Start of Input material
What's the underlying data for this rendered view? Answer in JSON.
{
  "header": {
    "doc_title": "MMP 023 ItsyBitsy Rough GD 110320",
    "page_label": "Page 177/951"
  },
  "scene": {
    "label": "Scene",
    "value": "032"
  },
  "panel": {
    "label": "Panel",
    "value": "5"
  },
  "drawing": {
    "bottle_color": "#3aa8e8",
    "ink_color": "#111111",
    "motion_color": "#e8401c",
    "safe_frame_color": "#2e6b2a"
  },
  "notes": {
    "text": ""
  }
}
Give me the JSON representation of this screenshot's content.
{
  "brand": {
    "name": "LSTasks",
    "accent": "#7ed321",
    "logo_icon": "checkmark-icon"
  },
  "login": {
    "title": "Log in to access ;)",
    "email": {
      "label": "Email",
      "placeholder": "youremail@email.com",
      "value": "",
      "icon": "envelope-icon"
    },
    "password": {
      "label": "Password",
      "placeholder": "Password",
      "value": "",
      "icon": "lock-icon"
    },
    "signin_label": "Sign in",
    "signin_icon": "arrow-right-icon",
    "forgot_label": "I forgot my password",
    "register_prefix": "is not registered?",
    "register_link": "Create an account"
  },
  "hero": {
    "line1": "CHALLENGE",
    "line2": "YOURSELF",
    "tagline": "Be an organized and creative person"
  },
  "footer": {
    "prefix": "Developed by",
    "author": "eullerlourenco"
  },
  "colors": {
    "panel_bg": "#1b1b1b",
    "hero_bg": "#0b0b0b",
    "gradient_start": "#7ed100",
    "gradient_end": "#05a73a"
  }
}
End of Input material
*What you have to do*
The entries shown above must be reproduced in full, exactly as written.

*Exercise solution*
What's the underlying data for this rendered view? Answer in JSON.
{
  "header": {
    "doc_title": "MMP 023 ItsyBitsy Rough GD 110320",
    "page_label": "Page 177/951"
  },
  "scene": {
    "label": "Scene",
    "value": "032"
  },
  "panel": {
    "label": "Panel",
    "value": "5"
  },
  "drawing": {
    "bottle_color": "#3aa8e8",
    "ink_color": "#111111",
    "motion_color": "#e8401c",
    "safe_frame_color": "#2e6b2a"
  },
  "notes": {
    "text": ""
  }
}
Give me the JSON representation of this screenshot's content.
{
  "brand": {
    "name": "LSTasks",
    "accent": "#7ed321",
    "logo_icon": "checkmark-icon"
  },
  "login": {
    "title": "Log in to access ;)",
    "email": {
      "label": "Email",
      "placeholder": "youremail@email.com",
      "value": "",
      "icon": "envelope-icon"
    },
    "password": {
      "label": "Password",
      "placeholder": "Password",
      "value": "",
      "icon": "lock-icon"
    },
    "signin_label": "Sign in",
    "signin_icon": "arrow-right-icon",
    "forgot_label": "I forgot my password",
    "register_prefix": "is not registered?",
    "register_link": "Create an account"
  },
  "hero": {
    "line1": "CHALLENGE",
    "line2": "YOURSELF",
    "tagline": "Be an organized and creative person"
  },
  "footer": {
    "prefix": "Developed by",
    "author": "eullerlourenco"
  },
  "colors": {
    "panel_bg": "#1b1b1b",
    "hero_bg": "#0b0b0b",
    "gradient_start": "#7ed100",
    "gradient_end": "#05a73a"
  }
}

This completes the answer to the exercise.